Often, prospective students ask me about the purpose of rank. It’s also a common topic of conversation between experienced martial artists in different arts. Some feel that ranks create standardization that’s important to an art, while others feel belts are a senseless conceit and distract from the purpose of training in martial arts.
I don’t agree with either view, nor do I always disagree with them. Is that all clear? Good!
Okay, I’ll expound. Grab a seat and let’s chat…
When I was developing the curriculum that came to be used at the Self-Defense Academy, one of the questions I asked myself was, “What do I want to do about ranks?” This was something I needed to be clear on before I started my own program.
For those not familiar with how ranks are commonly used traditionally in martial arts, there are 3 basic approaches:
- No ranks. Someone is the teacher. Everyone else is a student. Everyone knows the difference, and that’s good enough. This is common in western boxing, many Chinese arts, and Filipino arts.
- Two ranks: white belt and black belt. In many cases, this is similar to the first approach, and students will all wear the white belts. In other cases, there will be a different method (usually stripes on the belt) to differentiate between advanced students and instructors, since advanced students also wear black belts. This is seen in some Japanese arts, especially in some branches of Ueshiba Aikido.
- Colored belts and black belts. In this system, students start with a white belt, and change their belt color several times before reaching black. Black belt might be reserved for instructors, or might include advanced students.

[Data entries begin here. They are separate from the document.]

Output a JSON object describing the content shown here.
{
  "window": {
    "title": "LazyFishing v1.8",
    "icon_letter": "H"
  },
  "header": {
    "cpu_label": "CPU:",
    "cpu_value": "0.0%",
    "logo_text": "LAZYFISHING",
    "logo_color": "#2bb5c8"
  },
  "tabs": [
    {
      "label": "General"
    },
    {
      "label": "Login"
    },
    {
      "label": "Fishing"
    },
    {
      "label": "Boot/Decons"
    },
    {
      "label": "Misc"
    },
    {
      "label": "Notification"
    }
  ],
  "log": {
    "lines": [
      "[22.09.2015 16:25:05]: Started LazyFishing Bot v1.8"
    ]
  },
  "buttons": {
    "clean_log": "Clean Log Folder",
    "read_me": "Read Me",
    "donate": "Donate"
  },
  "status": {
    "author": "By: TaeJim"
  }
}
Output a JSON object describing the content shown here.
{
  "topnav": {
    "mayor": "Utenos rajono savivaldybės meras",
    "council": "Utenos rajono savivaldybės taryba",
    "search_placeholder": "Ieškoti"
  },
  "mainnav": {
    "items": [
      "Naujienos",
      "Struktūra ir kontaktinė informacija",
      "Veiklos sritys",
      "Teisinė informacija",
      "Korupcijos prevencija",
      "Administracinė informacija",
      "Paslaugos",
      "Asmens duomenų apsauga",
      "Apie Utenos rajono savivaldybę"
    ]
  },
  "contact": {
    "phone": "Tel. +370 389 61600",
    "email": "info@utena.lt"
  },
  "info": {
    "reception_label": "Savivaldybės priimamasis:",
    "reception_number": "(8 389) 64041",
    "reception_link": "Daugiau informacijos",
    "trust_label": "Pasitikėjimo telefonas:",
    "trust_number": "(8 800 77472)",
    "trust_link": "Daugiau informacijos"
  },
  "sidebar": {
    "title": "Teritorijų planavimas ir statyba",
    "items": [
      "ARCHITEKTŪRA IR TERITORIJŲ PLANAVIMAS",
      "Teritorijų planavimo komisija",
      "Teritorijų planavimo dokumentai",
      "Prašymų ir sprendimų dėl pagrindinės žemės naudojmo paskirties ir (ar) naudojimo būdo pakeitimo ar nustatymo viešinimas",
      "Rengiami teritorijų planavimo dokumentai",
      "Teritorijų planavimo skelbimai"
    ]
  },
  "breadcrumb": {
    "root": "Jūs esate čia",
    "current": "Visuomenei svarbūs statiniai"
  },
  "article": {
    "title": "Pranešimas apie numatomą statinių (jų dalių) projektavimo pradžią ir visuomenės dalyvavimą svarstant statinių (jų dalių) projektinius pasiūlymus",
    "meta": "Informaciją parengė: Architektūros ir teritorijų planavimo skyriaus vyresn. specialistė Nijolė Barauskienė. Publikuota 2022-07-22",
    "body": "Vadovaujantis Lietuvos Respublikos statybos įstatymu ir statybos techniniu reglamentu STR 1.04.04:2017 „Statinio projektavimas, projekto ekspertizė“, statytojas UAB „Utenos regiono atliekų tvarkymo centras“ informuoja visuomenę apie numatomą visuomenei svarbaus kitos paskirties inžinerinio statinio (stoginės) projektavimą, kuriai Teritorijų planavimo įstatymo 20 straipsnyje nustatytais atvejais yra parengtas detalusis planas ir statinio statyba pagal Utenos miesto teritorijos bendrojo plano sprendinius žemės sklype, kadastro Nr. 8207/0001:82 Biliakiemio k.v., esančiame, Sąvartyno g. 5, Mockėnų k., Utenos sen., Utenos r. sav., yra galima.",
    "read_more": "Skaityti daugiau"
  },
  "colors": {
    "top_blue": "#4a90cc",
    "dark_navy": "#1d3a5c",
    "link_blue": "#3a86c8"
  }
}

In all cases where ranks are used, someone has to decide who gets what rank. In most cases, this is done through some sort of formal testing (common in Nihon Goshin Aikido, my primary art). In a smaller number of schools and styles, there’s no testing – just a recognition of overall skill. This latter approach is common Brazilian Jiu-Jutsu (BJJ). In addition to tww arts I mentioned, this is also common in most styles of Karate-do, as well as Judo and Taekwondo.
Which is better?
In my opinion, they all work. I’ve listed arts and styles that use all of them. Most of my training was in schools that used the third method, with formal tests to advance to each next rank. That’s what I prefer, but I see advantages in each approach. In fact, I seriously considered each of the other two approaches when assembling the curriculum that became Shojin-ryu. I like the simplicity of no ranks (or just two).
Why did you decide to keep colored belts, student ranks, and formal tests?
I find they serve a useful role. Let me outline some of their usefulness.
Belts help students. When I go back to my instructor’s school to be a student for a day, I can step up and work with any student there, knowing approximately what their skill level is, and which techniques they have. I can tell by their belt color. That’s useful even for students within their own school, when training with someone they haven’t worked with before. This is particularly useful within an association (or even an art) that gives consistent meaning to the rank. Within the NGAA (Nihon Goshin Aikido Association) and most of the mainline of NGA, a blue belt means the student has been tested on the same first 20 classical techniques.
Belts help instructors. If I were to go teach at my instructor’s school, I could choose material just by quickly looking at what colors of belts were in the room. I can choose someone to work with a student on a new technique, being sure the partner I choose has already passed a test on that technique. This is less important in a smaller school or program.
Tests help students. Tests are generally more stressful than a standard class. They give students something specific to prepare for, and something to overcome. That last point is important. I want my students to get more than just defensive fighting ability, and tests help them develop in some important areas.
Tests help instructors. When I test students, I already know their general skill level. I should – I taught them. But the test gives me a chance to see every technique in a single sitting. It lets me look for errors that occur across techniques, specific attacks students have trouble with, and other issues that might not be as easily seen in a standard class. I use that to help the student move on to the next level in their development.
Okay, so why didn’t you use the same ranks as the mainline of the art?
Most importantly, I wanted to remove some of the focus on ranks and tests. By reducing the basic student ranks from 6 (white, yellow, blue, green, purple, brown) to 4 (white, yellow, orange, brown), I allow students to stay more focused on their physical ability than on their list of techniques. Some students will learn more techniques quickly, then need time to build competence in them. Others will progress slowly through the list, developing competency as they go. Neither is a better approach.
I also wanted to allow advanced students to choose whether to be instructors or not. In the NGAA, all students must train as instructors to get their black belt. Not everyone wants to go that route, and I saw some excellent students stuck at brown belt. So, I separated instructor certification from black belt ranking.
I also didn’t see much advantage in having a deep hierarchy among instructors. To me, there are two levels (not ranks, though the concept is similar) of instructors: those who can teach and promote students, and those who can teach and promote both students and instructors. In Shojin-ryu, there are only two instructor levels . After reaching black belt, a student can train for, test to, and be certified as an Instructor. After teaching for some time and developing new instructor candidates, an Instructor can request evaluation and certification for Senior Instructor. Teaching instructors is a different skill set from teaching students, so those should have different certifications. I don’t see much need for gradations between or beyond those two.
Gerry Seymour is the chief instructor for the Self-Defense Academy of Western North Carolina.